Directions for this task
The records underneath are to be printed in full and exactly, with no pictures carried over.

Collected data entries
########
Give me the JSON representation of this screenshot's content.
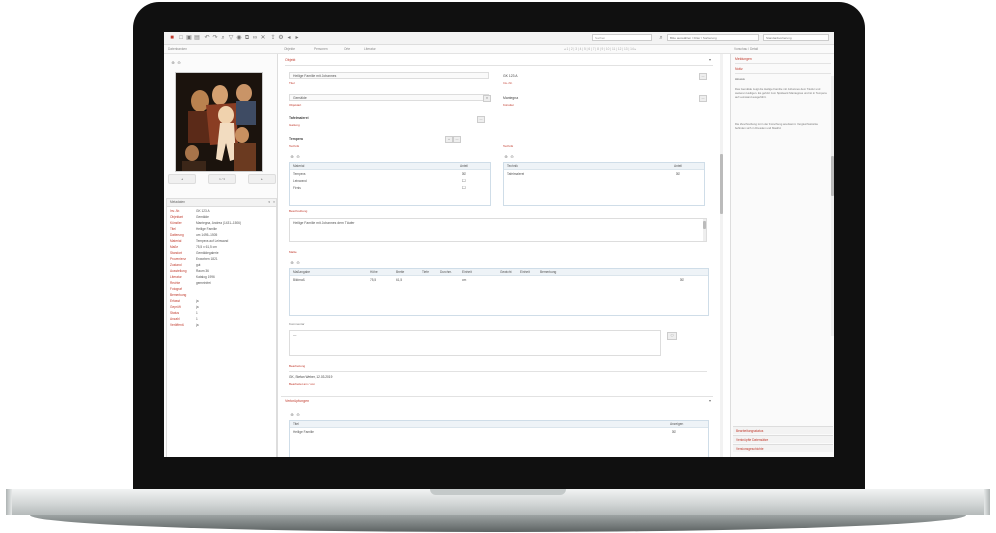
{
  "toolbar": {
    "search_placeholder": "Suchen",
    "select_one": "Bitte auswählen / Filter / Sortierung",
    "select_two": "Standardsortierung",
    "right_label": "Vorschau / Detail"
  },
  "tabs": [
    "Datenbanken",
    "Objekte",
    "Personen",
    "Orte",
    "Literatur"
  ],
  "left": {
    "tree_title": "Metadaten",
    "tree_rows": [
      {
        "k": "Inv.-Nr.",
        "v": "GK 123 A"
      },
      {
        "k": "Objektart",
        "v": "Gemälde"
      },
      {
        "k": "Künstler",
        "v": "Mantegna, Andrea (1431–1506)"
      },
      {
        "k": "Titel",
        "v": "Heilige Familie"
      },
      {
        "k": "Datierung",
        "v": "um 1495–1505"
      },
      {
        "k": "Material",
        "v": "Tempera auf Leinwand"
      },
      {
        "k": "Maße",
        "v": "75,5 x 61,5 cm"
      },
      {
        "k": "Standort",
        "v": "Gemäldegalerie"
      },
      {
        "k": "Provenienz",
        "v": "Erworben 1821"
      },
      {
        "k": "Zustand",
        "v": "gut"
      },
      {
        "k": "Ausstellung",
        "v": "Raum 36"
      },
      {
        "k": "Literatur",
        "v": "Katalog 1996"
      },
      {
        "k": "Rechte",
        "v": "gemeinfrei"
      },
      {
        "k": "Fotograf",
        "v": ""
      },
      {
        "k": "Bemerkung",
        "v": ""
      },
      {
        "k": "Erfasst",
        "v": "ja"
      },
      {
        "k": "Geprüft",
        "v": "ja"
      },
      {
        "k": "Status",
        "v": "1"
      },
      {
        "k": "Anzahl",
        "v": "1"
      },
      {
        "k": "Veröffentl.",
        "v": "ja"
      }
    ]
  },
  "main": {
    "section_title": "Objekt",
    "field_1": "Heilige Familie mit Johannes",
    "field_1_label": "Titel",
    "field_1b": "GK 123 A",
    "field_1b_label": "Inv.-Nr.",
    "field_2": "Gemälde",
    "field_2_label": "Objektart",
    "field_2b": "Mantegna",
    "field_2b_label": "Künstler",
    "field_3": "Tafelmalerei",
    "field_3_label": "Gattung",
    "field_4": "Tempera",
    "field_4_label": "Technik",
    "list_left_title": "Material",
    "list_left_col": "Anteil",
    "list_left_rows": [
      "Tempera",
      "Leinwand",
      "Firnis"
    ],
    "list_right_title": "Technik",
    "list_right_col": "Anteil",
    "list_right_rows": [
      "Tafelmalerei"
    ],
    "notes_label": "Beschreibung",
    "notes_text": "Heilige Familie mit Johannes dem Täufer",
    "dim_label": "Maße",
    "dim_headers": [
      "Maßangabe",
      "Höhe",
      "Breite",
      "Tiefe",
      "Durchm.",
      "Einheit",
      "Gewicht",
      "Einheit",
      "Bemerkung"
    ],
    "dim_row": [
      "Bildmaß",
      "75,5",
      "61,5",
      "",
      "",
      "cm",
      "",
      "",
      ""
    ],
    "comment_label": "Kommentar",
    "comment_text": "—",
    "edit_label": "Bearbeitung",
    "edit_text": "GK, Stefan Weber, 12.03.2019",
    "edit_sub": "Bearbeitet am / von",
    "sub_section": "Verknüpfungen",
    "link_header": "Titel",
    "link_col": "Anzeigen",
    "link_row": "Heilige Familie"
  },
  "right": {
    "head1": "Meldungen",
    "head2": "Notiz",
    "sub": "Hinweis",
    "paragraph1": "Das Gemälde zeigt die Heilige Familie mit Johannes dem Täufer und weiteren Heiligen. Es gehört zum Spätwerk Mantegnas und ist in Tempera auf Leinwand ausgeführt.",
    "paragraph2": "Die Zuschreibung ist in der Forschung anerkannt. Vergleichsstücke befinden sich in Dresden und Madrid.",
    "foot1": "Bearbeitungsstatus",
    "foot2": "Verknüpfte Datensätze",
    "foot3": "Versionsgeschichte"
  }
}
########
Task response
Give me the JSON representation of this screenshot's content.
{
  "toolbar": {
    "search_placeholder": "Suchen",
    "select_one": "Bitte auswählen / Filter / Sortierung",
    "select_two": "Standardsortierung",
    "right_label": "Vorschau / Detail"
  },
  "tabs": [
    "Datenbanken",
    "Objekte",
    "Personen",
    "Orte",
    "Literatur"
  ],
  "left": {
    "tree_title": "Metadaten",
    "tree_rows": [
      {
        "k": "Inv.-Nr.",
        "v": "GK 123 A"
      },
      {
        "k": "Objektart",
        "v": "Gemälde"
      },
      {
        "k": "Künstler",
        "v": "Mantegna, Andrea (1431–1506)"
      },
      {
        "k": "Titel",
        "v": "Heilige Familie"
      },
      {
        "k": "Datierung",
        "v": "um 1495–1505"
      },
      {
        "k": "Material",
        "v": "Tempera auf Leinwand"
      },
      {
        "k": "Maße",
        "v": "75,5 x 61,5 cm"
      },
      {
        "k": "Standort",
        "v": "Gemäldegalerie"
      },
      {
        "k": "Provenienz",
        "v": "Erworben 1821"
      },
      {
        "k": "Zustand",
        "v": "gut"
      },
      {
        "k": "Ausstellung",
        "v": "Raum 36"
      },
      {
        "k": "Literatur",
        "v": "Katalog 1996"
      },
      {
        "k": "Rechte",
        "v": "gemeinfrei"
      },
      {
        "k": "Fotograf",
        "v": ""
      },
      {
        "k": "Bemerkung",
        "v": ""
      },
      {
        "k": "Erfasst",
        "v": "ja"
      },
      {
        "k": "Geprüft",
        "v": "ja"
      },
      {
        "k": "Status",
        "v": "1"
      },
      {
        "k": "Anzahl",
        "v": "1"
      },
      {
        "k": "Veröffentl.",
        "v": "ja"
      }
    ]
  },
  "main": {
    "section_title": "Objekt",
    "field_1": "Heilige Familie mit Johannes",
    "field_1_label": "Titel",
    "field_1b": "GK 123 A",
    "field_1b_label": "Inv.-Nr.",
    "field_2": "Gemälde",
    "field_2_label": "Objektart",
    "field_2b": "Mantegna",
    "field_2b_label": "Künstler",
    "field_3": "Tafelmalerei",
    "field_3_label": "Gattung",
    "field_4": "Tempera",
    "field_4_label": "Technik",
    "list_left_title": "Material",
    "list_left_col": "Anteil",
    "list_left_rows": [
      "Tempera",
      "Leinwand",
      "Firnis"
    ],
    "list_right_title": "Technik",
    "list_right_col": "Anteil",
    "list_right_rows": [
      "Tafelmalerei"
    ],
    "notes_label": "Beschreibung",
    "notes_text": "Heilige Familie mit Johannes dem Täufer",
    "dim_label": "Maße",
    "dim_headers": [
      "Maßangabe",
      "Höhe",
      "Breite",
      "Tiefe",
      "Durchm.",
      "Einheit",
      "Gewicht",
      "Einheit",
      "Bemerkung"
    ],
    "dim_row": [
      "Bildmaß",
      "75,5",
      "61,5",
      "",
      "",
      "cm",
      "",
      "",
      ""
    ],
    "comment_label": "Kommentar",
    "comment_text": "—",
    "edit_label": "Bearbeitung",
    "edit_text": "GK, Stefan Weber, 12.03.2019",
    "edit_sub": "Bearbeitet am / von",
    "sub_section": "Verknüpfungen",
    "link_header": "Titel",
    "link_col": "Anzeigen",
    "link_row": "Heilige Familie"
  },
  "right": {
    "head1": "Meldungen",
    "head2": "Notiz",
    "sub": "Hinweis",
    "paragraph1": "Das Gemälde zeigt die Heilige Familie mit Johannes dem Täufer und weiteren Heiligen. Es gehört zum Spätwerk Mantegnas und ist in Tempera auf Leinwand ausgeführt.",
    "paragraph2": "Die Zuschreibung ist in der Forschung anerkannt. Vergleichsstücke befinden sich in Dresden und Madrid.",
    "foot1": "Bearbeitungsstatus",
    "foot2": "Verknüpfte Datensätze",
    "foot3": "Versionsgeschichte"
  }
}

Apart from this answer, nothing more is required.